By Ben Nwabueze
The attitude on the part of the Supreme Court, as the apex Court, that it is not subject to the law, is fraught with grave danger for our constitutional democracy. This is because, whilst the law of the Constitution, is the primary instrument of the Rule of Law, and the statute law the next leading instrument for it, court decisions form its foundation. And when the foundation is faulty, the entire edifice becomes shaky. The point needs amplification.
In our constitutional system, the courts are the only authoritative decider and interpreter of what the law is for purposes of the Rule of Law. And once a court has spoken, then, its decision establishes, with binding force, the law on the point in issue, unless and until it is reversed or overruled by due process of law. Neither the President nor anyone else has the power or the right to substitute and apply their own view of the law in preference to that of the court in a matter affecting the lives, affairs and actions of other people. To admit any such power or right in anyone, the President included, would only lead to anarchy, to the substitution of the rule of the jungle for the Rule of Law.
The binding force of decisions or orders of the court as the authoritative decider or arbiter of what the law is under the concept of the Rule of Law applies notwithstanding that a court decision or order is perverse or blatantly erroneous on the merits; not only that, they also apply despite the fact that the court lacks jurisdiction to give the decision or make the order in question either because its jurisdiction is ousted by statute or for some other reason.
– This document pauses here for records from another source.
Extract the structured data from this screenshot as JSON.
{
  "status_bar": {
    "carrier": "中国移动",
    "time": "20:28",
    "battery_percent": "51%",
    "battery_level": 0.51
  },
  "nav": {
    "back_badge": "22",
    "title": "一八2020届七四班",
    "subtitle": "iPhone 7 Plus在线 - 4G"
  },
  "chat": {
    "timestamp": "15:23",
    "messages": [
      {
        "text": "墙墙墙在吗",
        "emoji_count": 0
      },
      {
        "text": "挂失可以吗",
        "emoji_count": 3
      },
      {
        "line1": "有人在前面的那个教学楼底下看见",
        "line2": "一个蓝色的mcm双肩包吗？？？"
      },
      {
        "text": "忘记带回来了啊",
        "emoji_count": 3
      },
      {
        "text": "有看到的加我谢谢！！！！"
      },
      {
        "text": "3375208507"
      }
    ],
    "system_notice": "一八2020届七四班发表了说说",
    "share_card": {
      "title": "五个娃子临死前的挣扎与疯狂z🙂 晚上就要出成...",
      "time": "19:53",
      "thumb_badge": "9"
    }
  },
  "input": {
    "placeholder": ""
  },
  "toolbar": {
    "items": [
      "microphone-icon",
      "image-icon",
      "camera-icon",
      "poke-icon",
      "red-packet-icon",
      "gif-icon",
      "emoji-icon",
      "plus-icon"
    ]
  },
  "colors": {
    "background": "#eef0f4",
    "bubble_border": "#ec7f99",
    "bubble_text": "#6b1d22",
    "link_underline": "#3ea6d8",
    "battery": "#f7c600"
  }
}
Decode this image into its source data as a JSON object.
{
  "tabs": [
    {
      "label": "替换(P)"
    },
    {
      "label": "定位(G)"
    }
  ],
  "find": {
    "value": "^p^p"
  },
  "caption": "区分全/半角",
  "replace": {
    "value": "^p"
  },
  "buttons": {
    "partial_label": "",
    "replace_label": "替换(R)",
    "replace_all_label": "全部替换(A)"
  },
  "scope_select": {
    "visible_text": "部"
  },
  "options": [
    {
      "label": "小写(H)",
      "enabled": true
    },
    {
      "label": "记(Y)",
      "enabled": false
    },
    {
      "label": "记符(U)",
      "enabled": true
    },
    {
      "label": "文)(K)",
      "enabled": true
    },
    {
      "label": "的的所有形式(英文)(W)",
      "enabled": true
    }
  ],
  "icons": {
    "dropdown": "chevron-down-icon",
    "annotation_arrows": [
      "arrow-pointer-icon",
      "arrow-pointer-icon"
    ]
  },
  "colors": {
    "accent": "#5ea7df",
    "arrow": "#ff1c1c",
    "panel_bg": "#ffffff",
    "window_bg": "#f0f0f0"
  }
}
In a system of government under law, as ours is supposed to be, no one, the President again included, is entitled to disregard a decision or order of a court of law, because, in his opinion, the court lacks jurisdiction to give it.
In the recent case of Att-Gen of Anambra State v. Att-Gen of the Federation & Ors  9 NWLR (Pt 929 – 931) 574 at page 606, the Supreme Court, speaking through Katsina-Alu JSC, (as he then was), affirmed the binding force of the court’s decision or order as the authoritative statement of what the law is that governs or rules the lives and affairs of people in society. Said the Court:
“The law in this regard is clear……..An order or judgment of court, no matter the fundamental vice that afflicts it, remains legally binding and valid until set aside by due process of law” (emphasis supplied).
But this obliges the courts to ensure that their decisions and orders are in accordance with the law, and not given in disregard of it; the court should not over-step the limits of its jurisdiction or power in a show of reckless activism, as was done by Hon. Justice Okon Abang of the FHC Abuja in his decision sacking Dr Okezie Ikpeazu as Governor of Abia State, declaring Dr Ogah as Governor in his place and ordering INEC to issue a Certificate of Return to Dr Ogah as well as ordering that he be sworn-in forthwith, and as was done by the Supreme Court itself in Jev’s Case (2015) 15 NWLR (Pt 1483) 484 when it ordered a person who took no part at all in a general election for the election of members of the House of Representatives, and for whom no votes were cast, to be sworn- in as a member of the House and also ordered INEC to issue him a Certificate of Return – all in disregard of the law as embodied in the Constitution and the Electoral Act 2010.
It is apparently the pre-eminent role assigned to the judiciary in the concept of the Rule of Law that has created in the Supreme Court, as the apex court, the arrogant attitude that it is the law itself, and not a subject of the law. As earlier stated, the attitude is fraught with grave danger for our constitutional democracy, and the Court needs to be shaken out of it by means radical enough to transform the Court’s attitude about its role in our constitutional system, and the way it goes about in applying its role.
The arrogance of power on the part of the Supreme Court must be curbed. This requires to be done in a manner that accords with the guarantee against “inhuman or degrading treatment” and respect for the dignity of the human person in section 34(1) of our Constitution; the protection of the right to private and family life in section 37; the guarantee of personal liberty in section 35 relating especially to the processes of arrest, detention and search.
Whilst judges are not granted immunity from criminal process, the vital and sacrosanct role of the judiciary in governance entitles them to great respect over and above that accorded to the ordinary citizens. To disgrace a judge, as by a degrading treatment, is not just the disgraceful treatment of an individual; it brings the entire judiciary, as the third organ of government, the Third Estate of the Realm, into disrepute and undermines its credibility in the eyes of the public. It diminishes our country, and all of us. The matter therefore counsels and demands cautious handling.
We are in a constitutional democracy, not a military dictatorship, and the law must be respected and obeyed in the way the affairs of the country are handled, including the handling of the fight against corruption which we all wholeheartedly support.
Professor Ben Nwabueze SAN, Professor of Law